Daniel Loeb, the activist investor pushing for change at Nestle, has said he expects the “decisive disposal of other ill-fitting businesses” following the Swiss food giant’s sale of its US confectionery unit.
Nestle sold its American candy assets last week to Italy’s Ferrero for CHF2.8bn (US$2.9bn) amid a focus on investment on what the company deems “high-growth food and beverage categories”, such as coffee, pet care, infant nutrition and bottled water, as well as selected moves in healthier categories, although it has kept its other confectionery businesses worldwide.
While Loeb, whose Third Point fund took a US$3.4bn stake in Nestle last year, welcomed the sale of the US confectionery business at a “very attractive price”, noting the candy unit only made up approximately 1% of group sales, he urged Nestle chief executive Mark Schneider to pick up the pace of disposals.
“Nestle has an opportunity to move with greater urgency to complete its targeted level of portfolio adjustments”, Loeb said in an investor presentation document yesterday (22 January).
The world’s biggest food company also needs to move faster in increasing its exposure to the “high-growth categories” of coffee, pet care, water and nutrition, along with launching a review of its stake in cosmetics maker L’Oreal, Loeb added.
And he urged Schneider to step up a share buyback programme before the price starts to reflect the “improving fundamentals”, building on a CHF20bn buyback already announced.
“After five years of sub-par performance, the market remains somewhat sceptical of the company’s ability to re-accelerate sales growth and improve margins in line with announced targets.
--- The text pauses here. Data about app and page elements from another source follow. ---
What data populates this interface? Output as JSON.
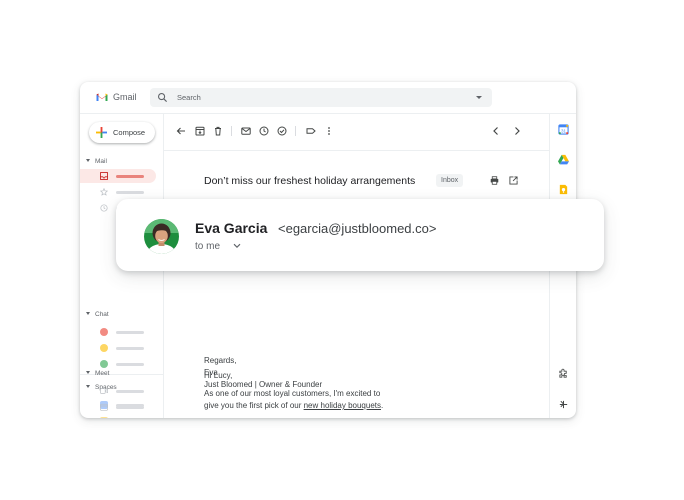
{
  "app": {
    "title": "Gmail",
    "search_placeholder": "Search",
    "compose_label": "Compose"
  },
  "sidebar": {
    "sections": {
      "mail": "Mail",
      "chat": "Chat",
      "spaces": "Spaces",
      "meet": "Meet"
    }
  },
  "email": {
    "subject": "Don’t miss our freshest holiday arrangements",
    "label": "Inbox",
    "greeting": "Hi Lucy,",
    "line1": "As one of our most loyal customers, I'm excited to",
    "line2_pre": "give you the first pick of our ",
    "line2_link": "new holiday bouquets",
    "line2_post": ".",
    "signoff": "Regards,",
    "sig_name": "Eva",
    "sig_title": "Just Bloomed | Owner & Founder"
  },
  "sender": {
    "name": "Eva Garcia",
    "email": "<egarcia@justbloomed.co>",
    "recipient": "to me"
  },
  "colors": {
    "gmail_red": "#ea4335",
    "blue": "#4285f4",
    "yellow": "#fbbc04",
    "green": "#34a853",
    "active_bg": "#fce8e6"
  }
}
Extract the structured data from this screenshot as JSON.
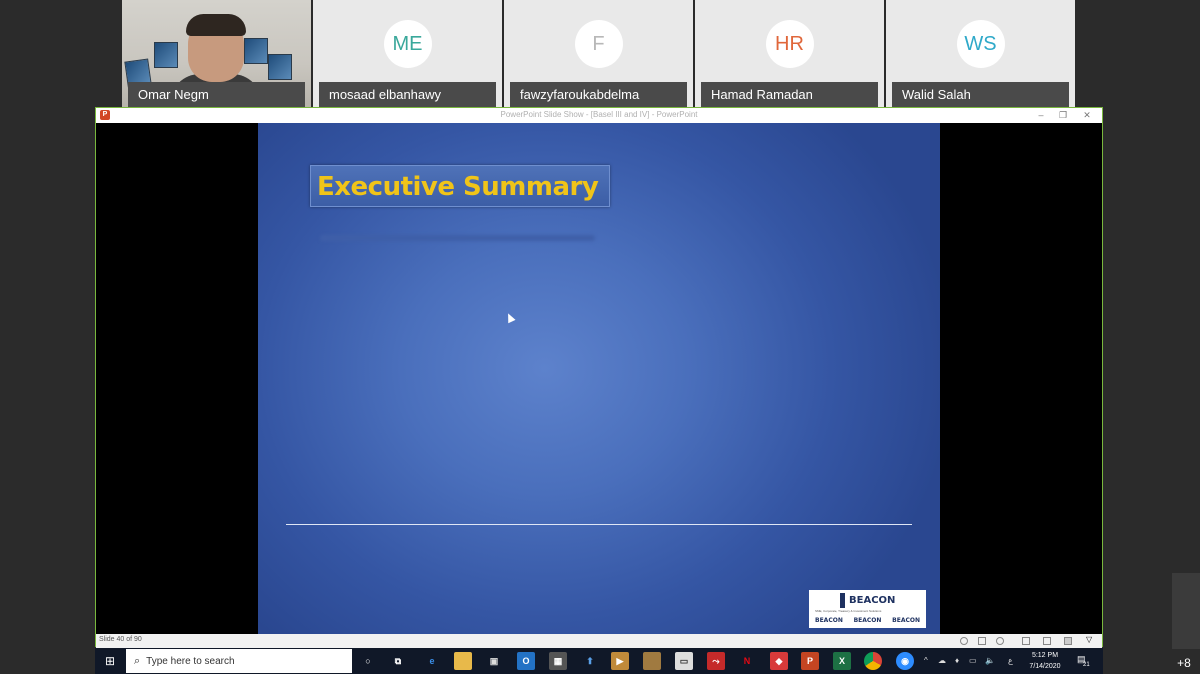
{
  "participants": [
    {
      "name": "Omar Negm",
      "initials": "",
      "video": true
    },
    {
      "name": "mosaad elbanhawy",
      "initials": "ME",
      "color": "#3aa89b"
    },
    {
      "name": "fawzyfaroukabdelma",
      "initials": "F",
      "color": "#b8b8b8"
    },
    {
      "name": "Hamad Ramadan",
      "initials": "HR",
      "color": "#e0673b"
    },
    {
      "name": "Walid Salah",
      "initials": "WS",
      "color": "#2fa9c9"
    }
  ],
  "share": {
    "window_title": "PowerPoint Slide Show - [Basel III and IV] - PowerPoint",
    "app_icon": "P",
    "slide_title": "Executive Summary",
    "logo_main": "BEACON",
    "logo_tagline": "SME, Corporate, Treasury & Investment Solutions",
    "logo_row": [
      "BEACON",
      "BEACON",
      "BEACON"
    ],
    "status_slide": "Slide 40 of 90"
  },
  "taskbar": {
    "search_placeholder": "Type here to search",
    "time": "5:12 PM",
    "date": "7/14/2020",
    "lang": "ع",
    "notif_count": "21"
  },
  "overflow_count": "+8",
  "colors": {
    "share_border": "#79b83d",
    "title_yellow": "#f0c419",
    "slide_blue": "#3556a4"
  }
}
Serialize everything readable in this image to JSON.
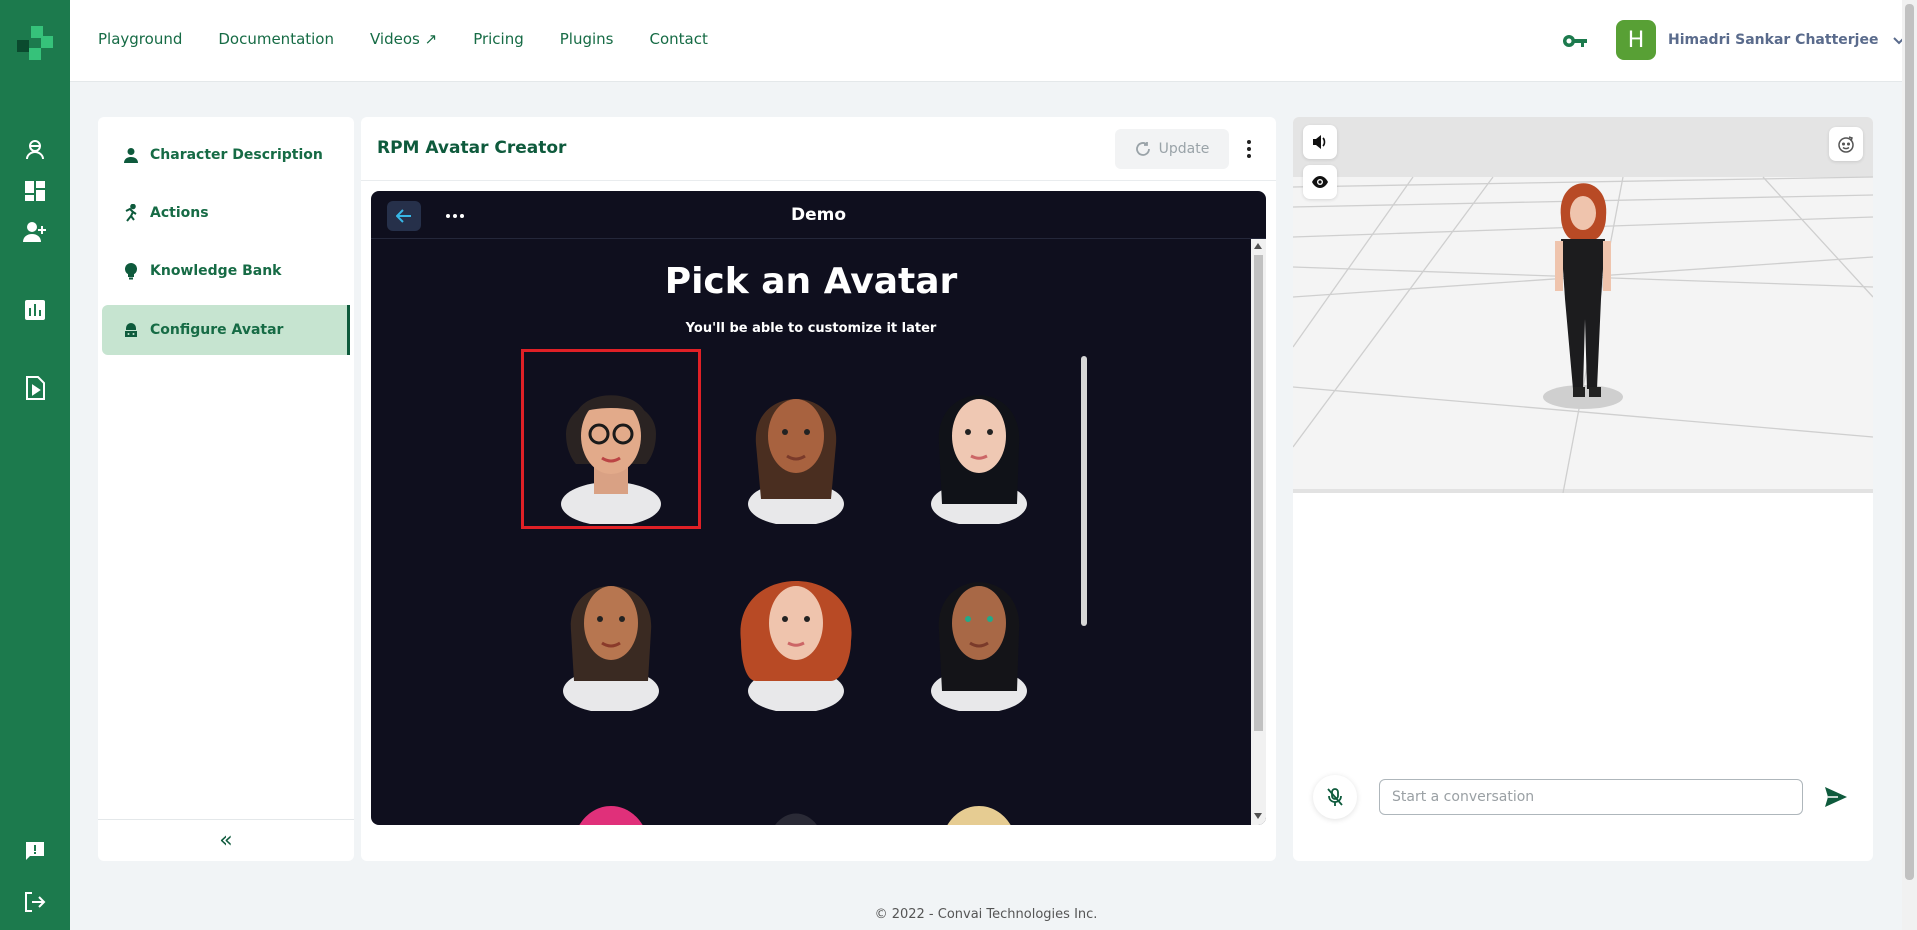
{
  "nav": {
    "items": [
      "Playground",
      "Documentation",
      "Videos ↗",
      "Pricing",
      "Plugins",
      "Contact"
    ]
  },
  "user": {
    "initial": "H",
    "name": "Himadri Sankar Chatterjee"
  },
  "sidebar": {
    "items": [
      {
        "label": "Character Description",
        "icon": "person-icon"
      },
      {
        "label": "Actions",
        "icon": "running-icon"
      },
      {
        "label": "Knowledge Bank",
        "icon": "lightbulb-icon"
      },
      {
        "label": "Configure Avatar",
        "icon": "avatar-config-icon",
        "active": true
      }
    ],
    "collapse_label": "«"
  },
  "center": {
    "title": "RPM Avatar Creator",
    "update_label": "Update"
  },
  "creator": {
    "header_title": "Demo",
    "heading": "Pick an Avatar",
    "subheading": "You'll be able to customize it later",
    "avatars": [
      {
        "name": "dark bob with glasses",
        "selected": true
      },
      {
        "name": "braided dark hair"
      },
      {
        "name": "long black hair"
      },
      {
        "name": "long brown hair"
      },
      {
        "name": "curly red hair"
      },
      {
        "name": "long black hair tan skin"
      },
      {
        "name": "pink hair"
      },
      {
        "name": "dark hair bun"
      },
      {
        "name": "blonde hair"
      }
    ]
  },
  "chat": {
    "placeholder": "Start a conversation"
  },
  "footer": {
    "text": "© 2022 - Convai Technologies Inc."
  },
  "colors": {
    "brand_green": "#1c7a4d",
    "text_green": "#0e5a3c",
    "active_bg": "#c6e4d0",
    "selection_red": "#e02026"
  }
}
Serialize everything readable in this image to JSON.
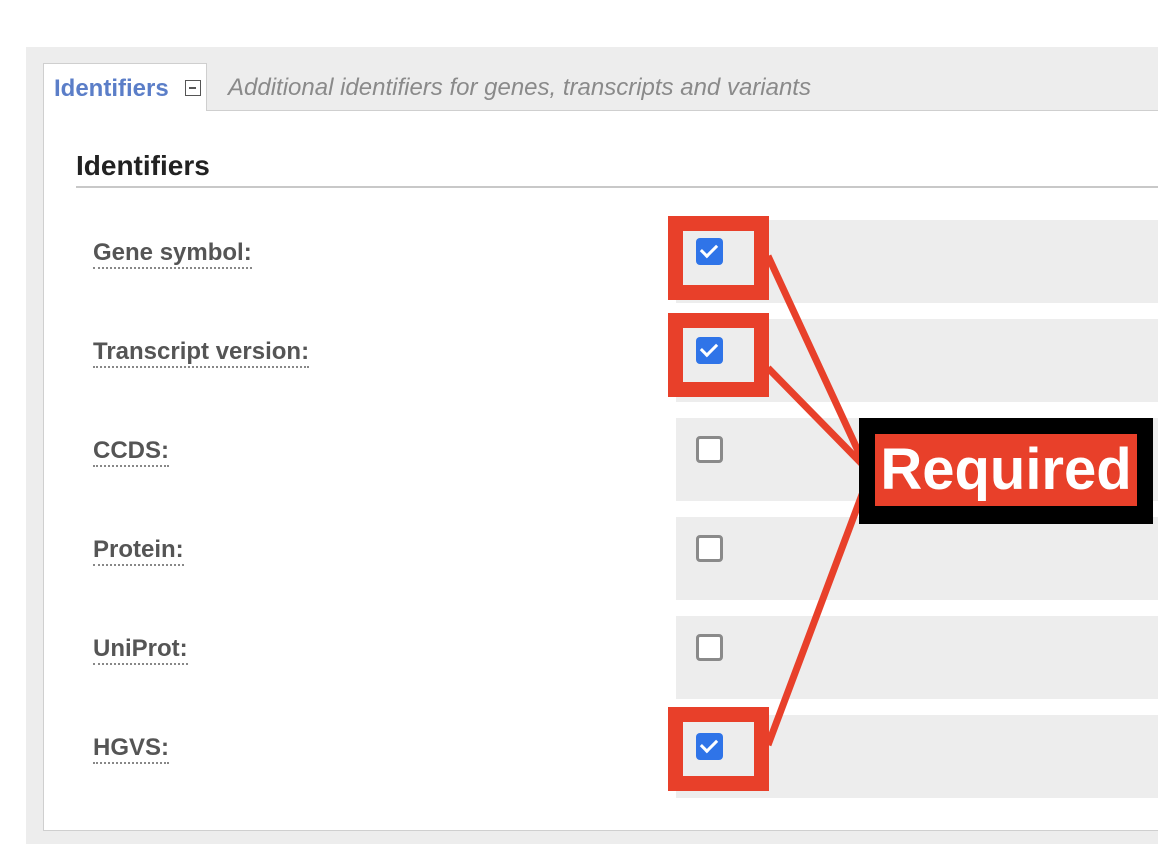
{
  "tab": {
    "label": "Identifiers",
    "description": "Additional identifiers for genes, transcripts and variants"
  },
  "section": {
    "title": "Identifiers"
  },
  "rows": [
    {
      "label": "Gene symbol:",
      "checked": true
    },
    {
      "label": "Transcript version:",
      "checked": true
    },
    {
      "label": "CCDS:",
      "checked": false
    },
    {
      "label": "Protein:",
      "checked": false
    },
    {
      "label": "UniProt:",
      "checked": false
    },
    {
      "label": "HGVS:",
      "checked": true
    }
  ],
  "annotation": {
    "text": "Required",
    "color": "#e8402a"
  },
  "colors": {
    "tab_label": "#5b7ec8",
    "checkbox_checked": "#2f74e8",
    "row_background": "#ededed"
  }
}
As a result, shares remain attractively priced relative to what the company could earn in 2020 and beyond,” Loeb said.
But he questioned Schneider’s decision in December to acquire Atrium Innovations, a Canada-based vitamins and supplements group, and Nestle’s continued presence in ice cream and frozen pizza, categories some argue do not sit well within the company’s ambitions in pushing better-for-you products.
“We would also like Nestle to better explain to shareholders the rationale behind expanding further into consumer health care,” the presentation document said. “The recent acquisition of Atrium Innovations and rumours that the company is bidding on larger assets in this category, have left some shareholders confused. Many products like ice cream and frozen pizza do not meet the company’s brand aspiration of being better-for-you.”
He added “forays into skin health seem unrelated to Nestle’s core business and like a costly mistake that should be unwound”.
“Nestle defines itself as a company focused on nutrition, health, and wellness, but many of its assets do not align with that vision,” Loeb said.
Jon Cox, an analyst covering Nestle at French finance house Kepler Chevreux, said Loeb’s letter is “less conciliatory than before, when he commended Nestle’s efforts in terms of a margin target and commitment to portfolio change under new CEO Mark Schneider”.
He added: “However, we view pressure from Loeb as actually helpful for Schneider’s efforts to modernise and regenerate the organisation.”